== Assigned task ==
With pictures left out, set down every record word for word.

== Extracted material ==
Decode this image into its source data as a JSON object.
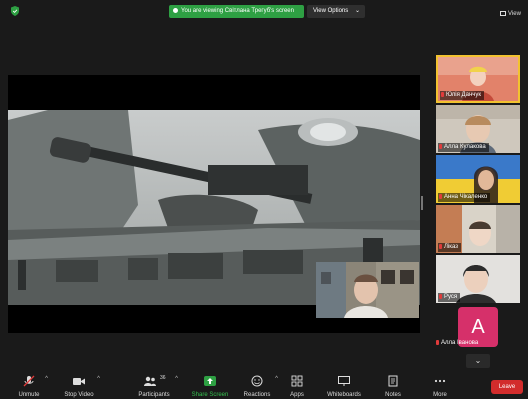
{
  "topbar": {
    "banner_text": "You are viewing Світлана Трегуб's screen",
    "view_options_label": "View Options",
    "view_options_chevron": "⌄",
    "view_label": "View",
    "shield_color": "#2ea043"
  },
  "participants": [
    {
      "name": "Юлія Данчук",
      "active": true
    },
    {
      "name": "Алла Кулакова",
      "active": false
    },
    {
      "name": "Анна Чікаленко",
      "active": false
    },
    {
      "name": "Ліказ",
      "active": false
    },
    {
      "name": "Руся",
      "active": false
    }
  ],
  "avatar_tile": {
    "letter": "A",
    "name": "Алла Іванова",
    "color": "#d6306a"
  },
  "more_tiles_icon": "⌄",
  "toolbar": {
    "unmute": "Unmute",
    "stop_video": "Stop Video",
    "participants": "Participants",
    "participants_count": "36",
    "share_screen": "Share Screen",
    "reactions": "Reactions",
    "apps": "Apps",
    "whiteboards": "Whiteboards",
    "notes": "Notes",
    "more": "More",
    "leave": "Leave",
    "caret": "^"
  },
  "colors": {
    "leave": "#d22c2c",
    "share_green": "#2ea043",
    "active_border": "#f2c230",
    "muted_red": "#e03b3b"
  }
}
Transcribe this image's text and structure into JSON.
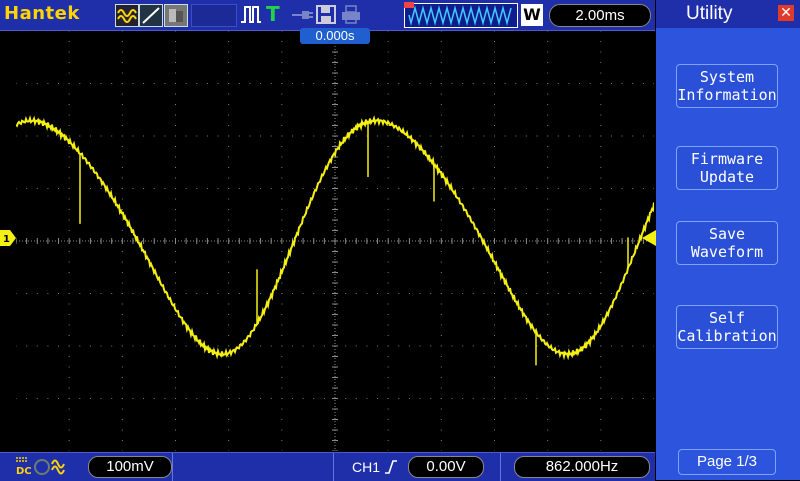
{
  "header": {
    "brand": "Hantek",
    "timebase": "2.00ms",
    "acq_mode": "W"
  },
  "display": {
    "trigger_position": "0.000s",
    "trace_color": "#f5f013"
  },
  "footer": {
    "coupling": "DC",
    "volts_per_div": "100mV",
    "channel": "CH1",
    "trigger_level": "0.00V",
    "frequency": "862.000Hz"
  },
  "menu": {
    "title": "Utility",
    "buttons": [
      {
        "line1": "System",
        "line2": "Information"
      },
      {
        "line1": "Firmware",
        "line2": "Update"
      },
      {
        "line1": "Save",
        "line2": "Waveform"
      },
      {
        "line1": "Self",
        "line2": "Calibration"
      }
    ],
    "page": "Page 1/3"
  },
  "colors": {
    "bar": "#1f2faa",
    "menu": "#2c54dd",
    "brand": "#ffd400",
    "trace": "#f5f013"
  }
}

== Solution below ==
Decode this image into its source data as a JSON object.
{
  "topbar": {
    "banner_text": "You are viewing Світлана Трегуб's screen",
    "view_options_label": "View Options",
    "view_options_chevron": "⌄",
    "view_label": "View",
    "shield_color": "#2ea043"
  },
  "participants": [
    {
      "name": "Юлія Данчук",
      "active": true
    },
    {
      "name": "Алла Кулакова",
      "active": false
    },
    {
      "name": "Анна Чікаленко",
      "active": false
    },
    {
      "name": "Ліказ",
      "active": false
    },
    {
      "name": "Руся",
      "active": false
    }
  ],
  "avatar_tile": {
    "letter": "A",
    "name": "Алла Іванова",
    "color": "#d6306a"
  },
  "more_tiles_icon": "⌄",
  "toolbar": {
    "unmute": "Unmute",
    "stop_video": "Stop Video",
    "participants": "Participants",
    "participants_count": "36",
    "share_screen": "Share Screen",
    "reactions": "Reactions",
    "apps": "Apps",
    "whiteboards": "Whiteboards",
    "notes": "Notes",
    "more": "More",
    "leave": "Leave",
    "caret": "^"
  },
  "colors": {
    "leave": "#d22c2c",
    "share_green": "#2ea043",
    "active_border": "#f2c230",
    "muted_red": "#e03b3b"
  }
}
Transcribe this image's text and structure into JSON.
{
  "header": {
    "brand": "Hantek",
    "timebase": "2.00ms",
    "acq_mode": "W"
  },
  "display": {
    "trigger_position": "0.000s",
    "trace_color": "#f5f013"
  },
  "footer": {
    "coupling": "DC",
    "volts_per_div": "100mV",
    "channel": "CH1",
    "trigger_level": "0.00V",
    "frequency": "862.000Hz"
  },
  "menu": {
    "title": "Utility",
    "buttons": [
      {
        "line1": "System",
        "line2": "Information"
      },
      {
        "line1": "Firmware",
        "line2": "Update"
      },
      {
        "line1": "Save",
        "line2": "Waveform"
      },
      {
        "line1": "Self",
        "line2": "Calibration"
      }
    ],
    "page": "Page 1/3"
  },
  "colors": {
    "bar": "#1f2faa",
    "menu": "#2c54dd",
    "brand": "#ffd400",
    "trace": "#f5f013"
  }
}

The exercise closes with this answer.